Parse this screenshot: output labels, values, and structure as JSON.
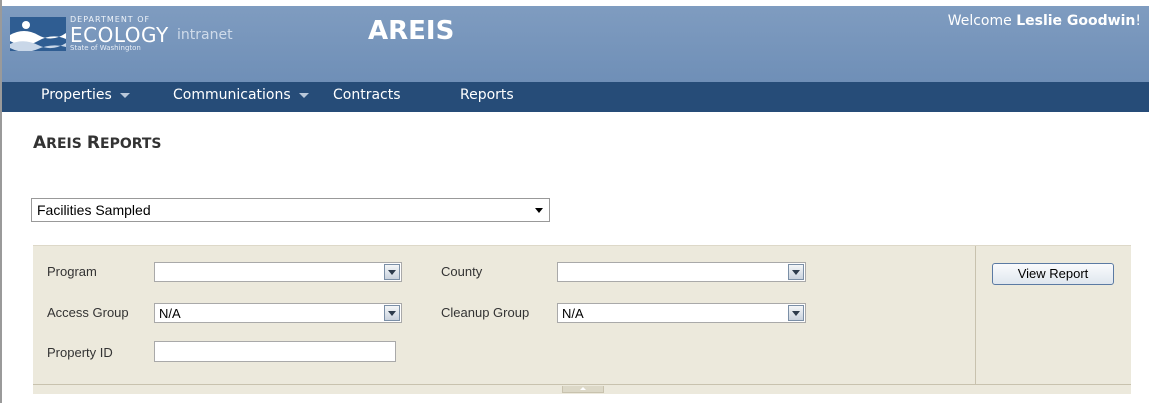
{
  "header": {
    "logo": {
      "dept_text": "DEPARTMENT OF",
      "ecology_text": "ECOLOGY",
      "intranet_text": "intranet",
      "state_text": "State of Washington"
    },
    "app_title": "AREIS",
    "welcome_prefix": "Welcome ",
    "user_name": "Leslie Goodwin",
    "welcome_suffix": "!"
  },
  "nav": {
    "items": [
      {
        "label": "Properties",
        "has_menu": true
      },
      {
        "label": "Communications",
        "has_menu": true
      },
      {
        "label": "Contracts",
        "has_menu": false
      },
      {
        "label": "Reports",
        "has_menu": false
      }
    ]
  },
  "page": {
    "title_first_letter": "A",
    "title_first_rest": "REIS",
    "title_second_letter": "R",
    "title_second_rest": "EPORTS"
  },
  "report_selector": {
    "selected": "Facilities Sampled"
  },
  "filters": {
    "program_label": "Program",
    "program_value": "",
    "county_label": "County",
    "county_value": "",
    "access_group_label": "Access Group",
    "access_group_value": "N/A",
    "cleanup_group_label": "Cleanup Group",
    "cleanup_group_value": "N/A",
    "property_id_label": "Property ID",
    "property_id_value": ""
  },
  "actions": {
    "view_report_label": "View Report"
  },
  "colors": {
    "header_bg": "#7a98bd",
    "nav_bg": "#264c78",
    "panel_bg": "#ece9dc"
  }
}
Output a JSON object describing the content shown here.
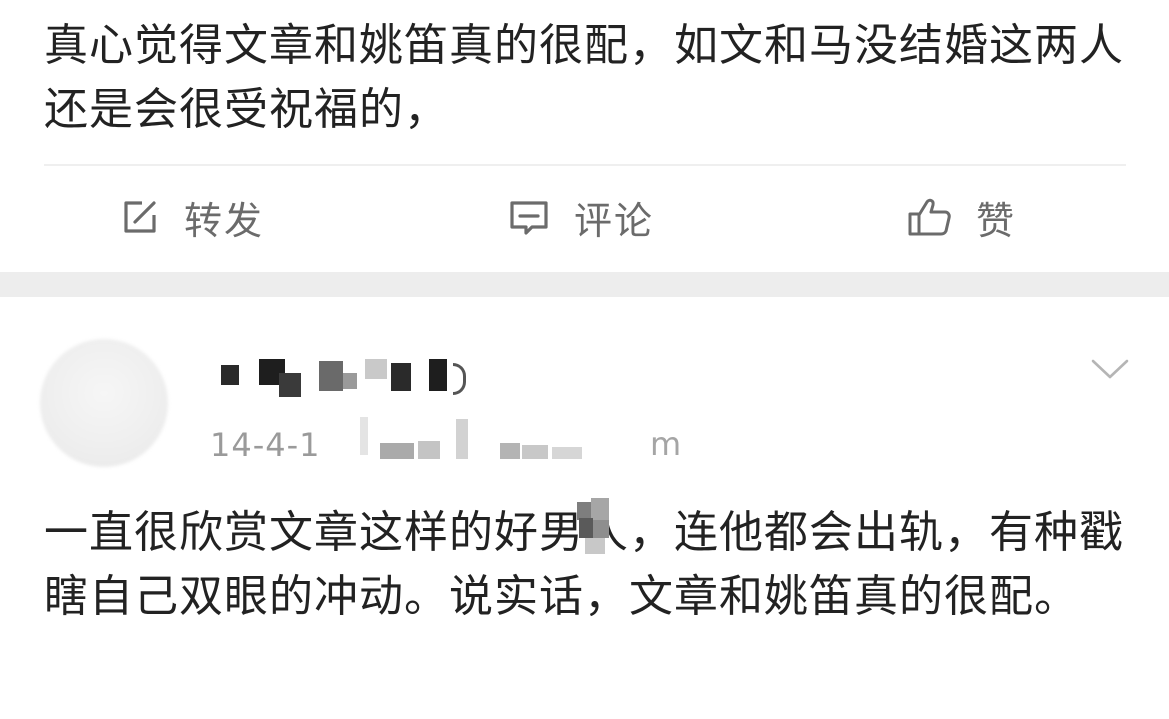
{
  "post1": {
    "text": "真心觉得文章和姚笛真的很配，如文和马没结婚这两人还是会很受祝福的，"
  },
  "actions": {
    "repost": {
      "label": "转发",
      "icon": "edit-square-icon"
    },
    "comment": {
      "label": "评论",
      "icon": "comment-bubble-icon"
    },
    "like": {
      "label": "赞",
      "icon": "thumbs-up-icon"
    }
  },
  "post2": {
    "avatar_icon": "default-avatar-icon",
    "date": "14-4-1",
    "time_suffix": "m",
    "menu_icon": "chevron-down-icon",
    "text": "一直很欣赏文章这样的好男人，连他都会出轨，有种戳瞎自己双眼的冲动。说实话，文章和姚笛真的很配。"
  },
  "colors": {
    "text": "#222222",
    "secondary": "#9a9a9a",
    "action": "#6b6b6b",
    "separator": "#ededed"
  }
}
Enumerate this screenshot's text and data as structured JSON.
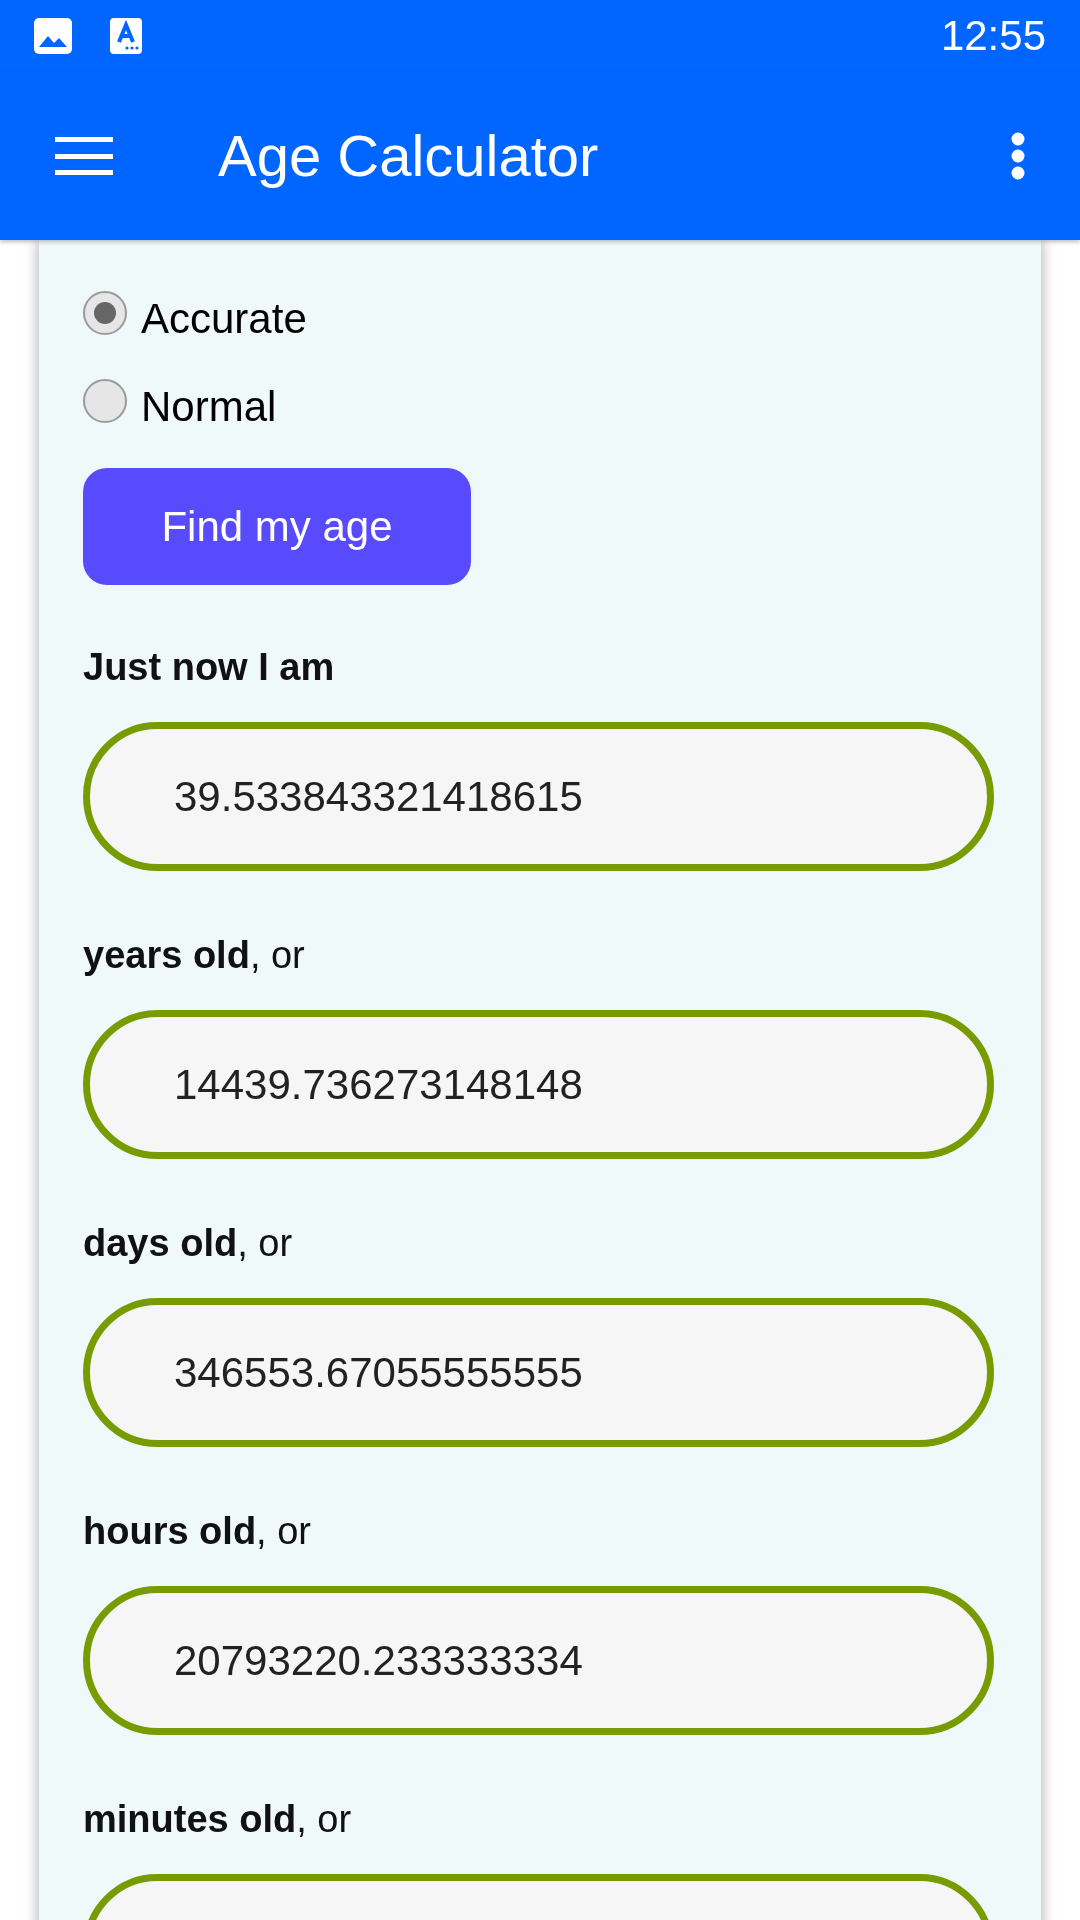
{
  "status_bar": {
    "time": "12:55"
  },
  "app_bar": {
    "title": "Age Calculator"
  },
  "mode_options": [
    {
      "label": "Accurate",
      "selected": true
    },
    {
      "label": "Normal",
      "selected": false
    }
  ],
  "find_button": {
    "label": "Find my age"
  },
  "results": [
    {
      "kind": "heading",
      "label": "Just now I am",
      "value": "39.533843321418615"
    },
    {
      "kind": "unit",
      "label": "**years old**, or",
      "value": "14439.736273148148"
    },
    {
      "kind": "unit",
      "label": "**days old**, or",
      "value": "346553.67055555555"
    },
    {
      "kind": "unit",
      "label": "**hours old**, or",
      "value": "20793220.233333334"
    },
    {
      "kind": "unit",
      "label": "**minutes old**, or"
    }
  ]
}
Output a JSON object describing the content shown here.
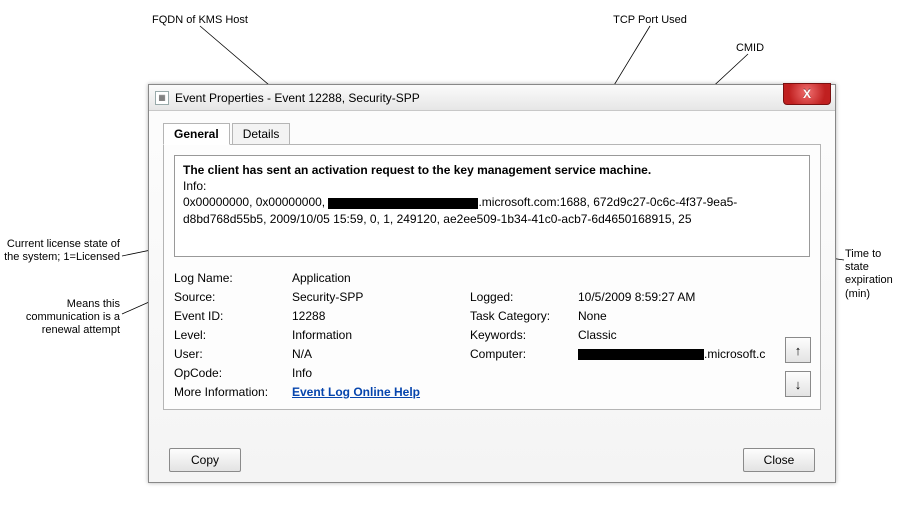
{
  "annotations": {
    "fqdn": "FQDN of KMS Host",
    "tcp_port": "TCP Port Used",
    "cmid": "CMID",
    "license_state": "Current license state of the system; 1=Licensed",
    "renewal": "Means this communication is a renewal attempt",
    "expiration": "Time to state expiration (min)"
  },
  "titlebar": {
    "title": "Event Properties - Event 12288, Security-SPP",
    "close_x": "X"
  },
  "tabs": {
    "general": "General",
    "details": "Details"
  },
  "description": {
    "subject": "The client has sent an activation request to the key management service machine.",
    "info_label": "Info:",
    "prefix": "0x00000000, 0x00000000, ",
    "fqdn_suffix": ".microsoft.com",
    "port_sep": ":",
    "port": "1688",
    "cmid": "672d9c27-0c6c-4f37-9ea5-d8bd768d55b5",
    "timestamp": "2009/10/05 15:59",
    "renewal_flag": "0",
    "license_state_flag": "1",
    "expiration_min": "249120",
    "aid": "ae2ee509-1b34-41c0-acb7-6d4650168915",
    "trailing": "25"
  },
  "fields": {
    "log_name_lab": "Log Name:",
    "log_name": "Application",
    "source_lab": "Source:",
    "source": "Security-SPP",
    "logged_lab": "Logged:",
    "logged": "10/5/2009 8:59:27 AM",
    "event_id_lab": "Event ID:",
    "event_id": "12288",
    "task_cat_lab": "Task Category:",
    "task_cat": "None",
    "level_lab": "Level:",
    "level": "Information",
    "keywords_lab": "Keywords:",
    "keywords": "Classic",
    "user_lab": "User:",
    "user": "N/A",
    "computer_lab": "Computer:",
    "computer_suffix": ".microsoft.c",
    "opcode_lab": "OpCode:",
    "opcode": "Info",
    "more_info_lab": "More Information:",
    "more_info_link": "Event Log Online Help"
  },
  "buttons": {
    "copy": "Copy",
    "close": "Close",
    "up": "↑",
    "down": "↓"
  }
}
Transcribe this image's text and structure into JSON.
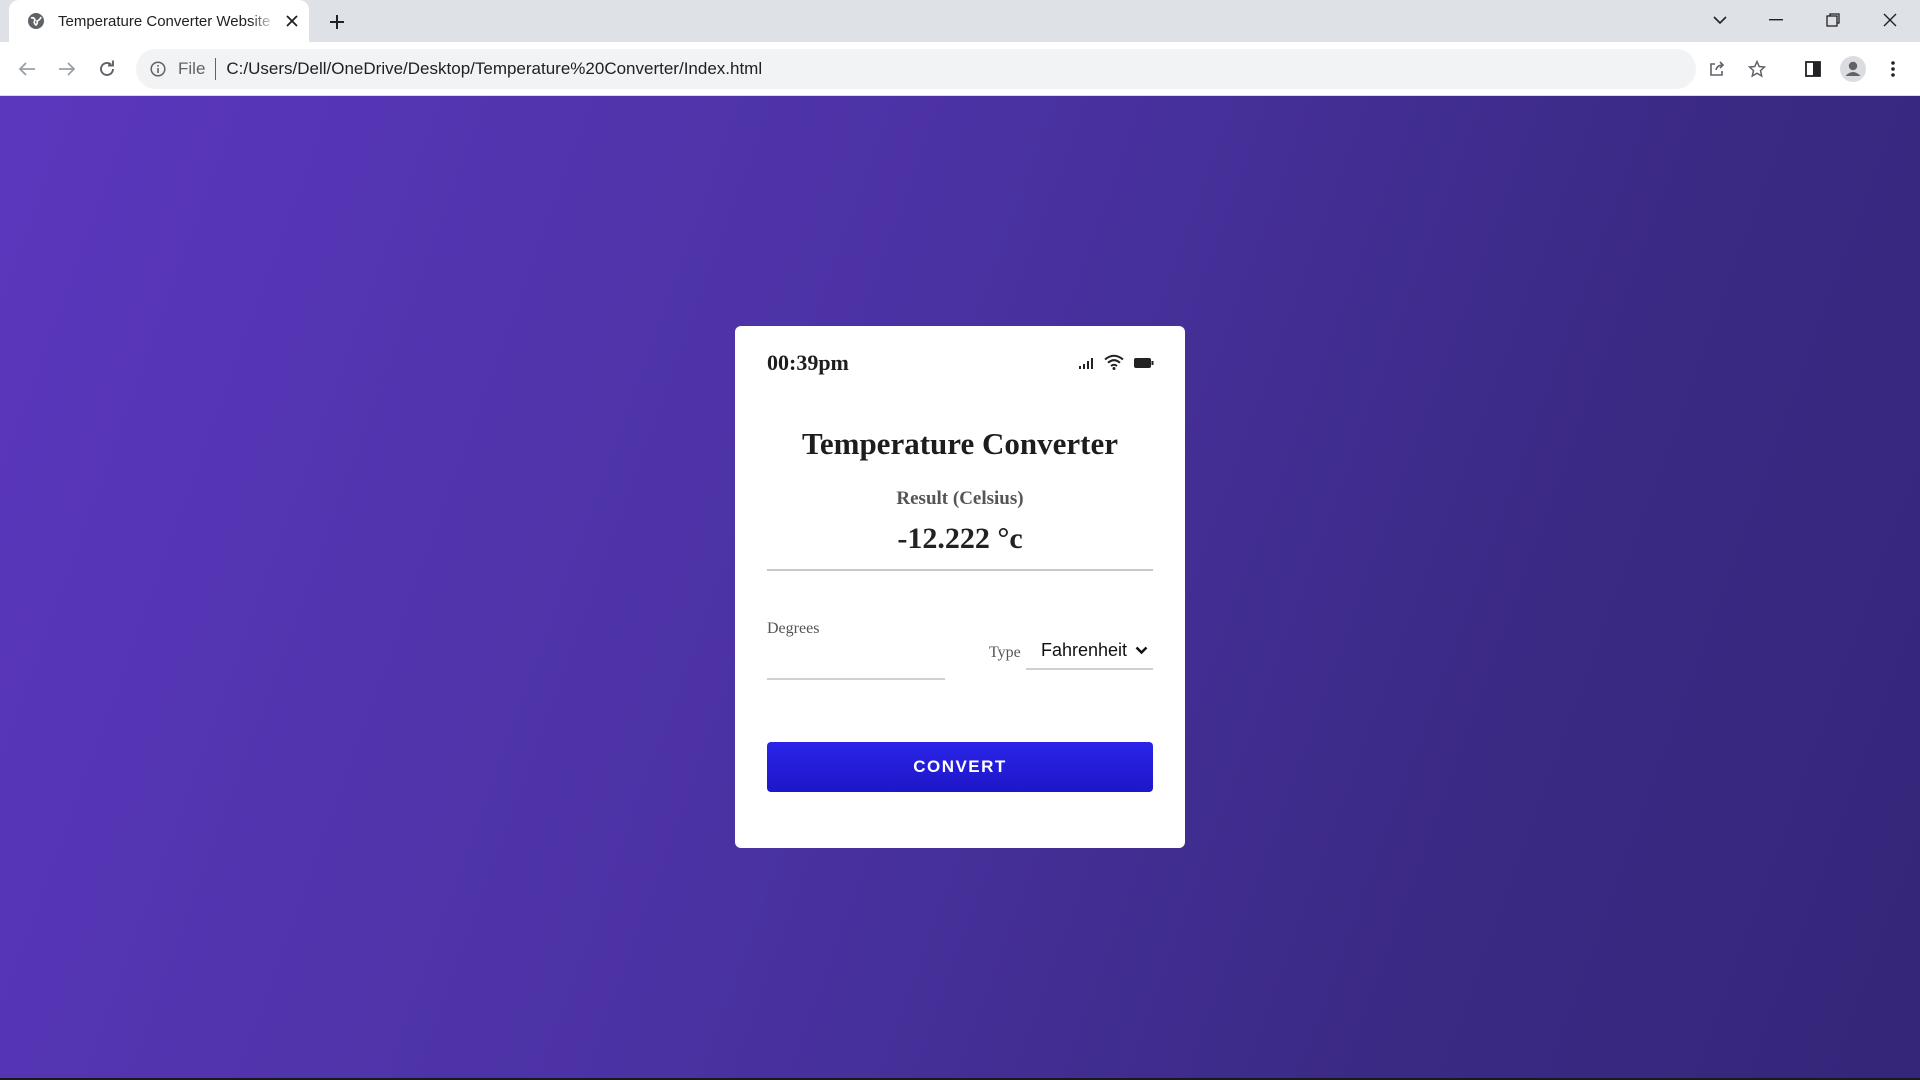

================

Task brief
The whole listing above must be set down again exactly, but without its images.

Response for this exercise
Parse this screenshot: output labels, values, and structure as JSON.
{
  "header": {
    "logo": {
      "dept_text": "DEPARTMENT OF",
      "ecology_text": "ECOLOGY",
      "intranet_text": "intranet",
      "state_text": "State of Washington"
    },
    "app_title": "AREIS",
    "welcome_prefix": "Welcome ",
    "user_name": "Leslie Goodwin",
    "welcome_suffix": "!"
  },
  "nav": {
    "items": [
      {
        "label": "Properties",
        "has_menu": true
      },
      {
        "label": "Communications",
        "has_menu": true
      },
      {
        "label": "Contracts",
        "has_menu": false
      },
      {
        "label": "Reports",
        "has_menu": false
      }
    ]
  },
  "page": {
    "title_first_letter": "A",
    "title_first_rest": "REIS",
    "title_second_letter": "R",
    "title_second_rest": "EPORTS"
  },
  "report_selector": {
    "selected": "Facilities Sampled"
  },
  "filters": {
    "program_label": "Program",
    "program_value": "",
    "county_label": "County",
    "county_value": "",
    "access_group_label": "Access Group",
    "access_group_value": "N/A",
    "cleanup_group_label": "Cleanup Group",
    "cleanup_group_value": "N/A",
    "property_id_label": "Property ID",
    "property_id_value": ""
  },
  "actions": {
    "view_report_label": "View Report"
  },
  "colors": {
    "header_bg": "#7a98bd",
    "nav_bg": "#264c78",
    "panel_bg": "#ece9dc"
  }
}
Output a JSON object describing the content shown here.
{
  "post1": {
    "text": "真心觉得文章和姚笛真的很配，如文和马没结婚这两人还是会很受祝福的，"
  },
  "actions": {
    "repost": {
      "label": "转发",
      "icon": "edit-square-icon"
    },
    "comment": {
      "label": "评论",
      "icon": "comment-bubble-icon"
    },
    "like": {
      "label": "赞",
      "icon": "thumbs-up-icon"
    }
  },
  "post2": {
    "avatar_icon": "default-avatar-icon",
    "date": "14-4-1",
    "time_suffix": "m",
    "menu_icon": "chevron-down-icon",
    "text": "一直很欣赏文章这样的好男人，连他都会出轨，有种戳瞎自己双眼的冲动。说实话，文章和姚笛真的很配。"
  },
  "colors": {
    "text": "#222222",
    "secondary": "#9a9a9a",
    "action": "#6b6b6b",
    "separator": "#ededed"
  }
}
Enumerate this screenshot's text and data as structured JSON.
{
  "status_bar": {
    "time": "12:55"
  },
  "app_bar": {
    "title": "Age Calculator"
  },
  "mode_options": [
    {
      "label": "Accurate",
      "selected": true
    },
    {
      "label": "Normal",
      "selected": false
    }
  ],
  "find_button": {
    "label": "Find my age"
  },
  "results": [
    {
      "kind": "heading",
      "label": "Just now I am",
      "value": "39.533843321418615"
    },
    {
      "kind": "unit",
      "label": "**years old**, or",
      "value": "14439.736273148148"
    },
    {
      "kind": "unit",
      "label": "**days old**, or",
      "value": "346553.67055555555"
    },
    {
      "kind": "unit",
      "label": "**hours old**, or",
      "value": "20793220.233333334"
    },
    {
      "kind": "unit",
      "label": "**minutes old**, or"
    }
  ]
}
Output a JSON object describing the content shown here.
{
  "annotations": {
    "fqdn": "FQDN of KMS Host",
    "tcp_port": "TCP Port Used",
    "cmid": "CMID",
    "license_state": "Current license state of the system; 1=Licensed",
    "renewal": "Means this communication is a renewal attempt",
    "expiration": "Time to state expiration (min)"
  },
  "titlebar": {
    "title": "Event Properties - Event 12288, Security-SPP",
    "close_x": "X"
  },
  "tabs": {
    "general": "General",
    "details": "Details"
  },
  "description": {
    "subject": "The client has sent an activation request to the key management service machine.",
    "info_label": "Info:",
    "prefix": "0x00000000, 0x00000000, ",
    "fqdn_suffix": ".microsoft.com",
    "port_sep": ":",
    "port": "1688",
    "cmid": "672d9c27-0c6c-4f37-9ea5-d8bd768d55b5",
    "timestamp": "2009/10/05 15:59",
    "renewal_flag": "0",
    "license_state_flag": "1",
    "expiration_min": "249120",
    "aid": "ae2ee509-1b34-41c0-acb7-6d4650168915",
    "trailing": "25"
  },
  "fields": {
    "log_name_lab": "Log Name:",
    "log_name": "Application",
    "source_lab": "Source:",
    "source": "Security-SPP",
    "logged_lab": "Logged:",
    "logged": "10/5/2009 8:59:27 AM",
    "event_id_lab": "Event ID:",
    "event_id": "12288",
    "task_cat_lab": "Task Category:",
    "task_cat": "None",
    "level_lab": "Level:",
    "level": "Information",
    "keywords_lab": "Keywords:",
    "keywords": "Classic",
    "user_lab": "User:",
    "user": "N/A",
    "computer_lab": "Computer:",
    "computer_suffix": ".microsoft.c",
    "opcode_lab": "OpCode:",
    "opcode": "Info",
    "more_info_lab": "More Information:",
    "more_info_link": "Event Log Online Help"
  },
  "buttons": {
    "copy": "Copy",
    "close": "Close",
    "up": "↑",
    "down": "↓"
  }
}
Transcribe this image's text and structure into JSON.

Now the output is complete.